- Taste from Day 2 until you find it “right.” I usually wait until Day 5 or 6 to drink it. Before you drink it, you’ll want to bottle it. Use a plastic screw-top bottle (a cheap alternative to close-hitched glass bottles, and less dangerous should the bottle explode). To avoid an explosion, fill no more than 1 inch from the top, or the pressure can build too much. Let sit on counter for about 24-36 hours until bottle is firm to the touch. The beer should be effervescent. Refrigerate and drink it cold. It will keep in the refrigerator for a while, but it will lose vibrancy, so drink up.
Ginger Beer Bug Starter
- Put sugar in a sterilized vessel. Pour in water that has been left out on counter for at least 24 hours (this dechlorinates it).
- Finely dice ginger on a clean surface. (Organic ginger works best. Conventional ginger works but takes longer and the flavor is not as good.)
- Use a wooden skewer to “whip” or agitate the ginger-water-sugar mixture.

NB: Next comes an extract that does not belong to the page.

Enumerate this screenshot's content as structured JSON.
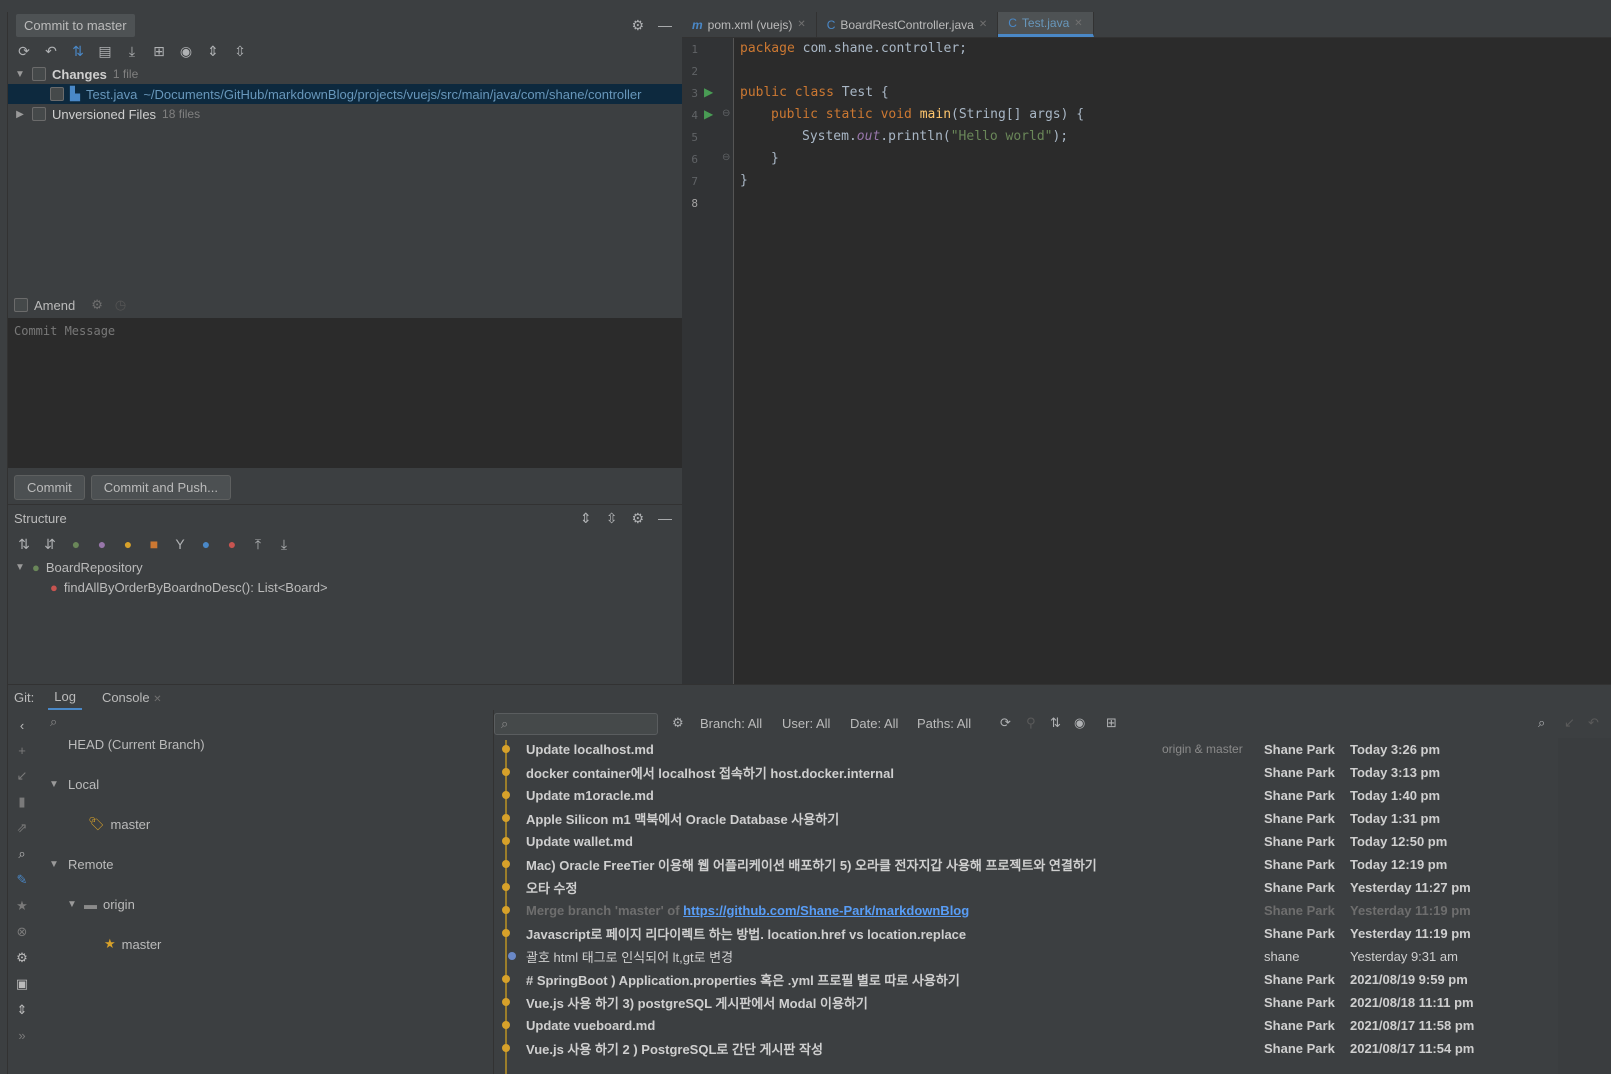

- Leave the top of the vessel open and covered with a cloth. Agitate a couple of times a day until little bubbles form on top. If you listen to the “bug,” you can hear it bubbling. It’s usually ready in 2−4 days.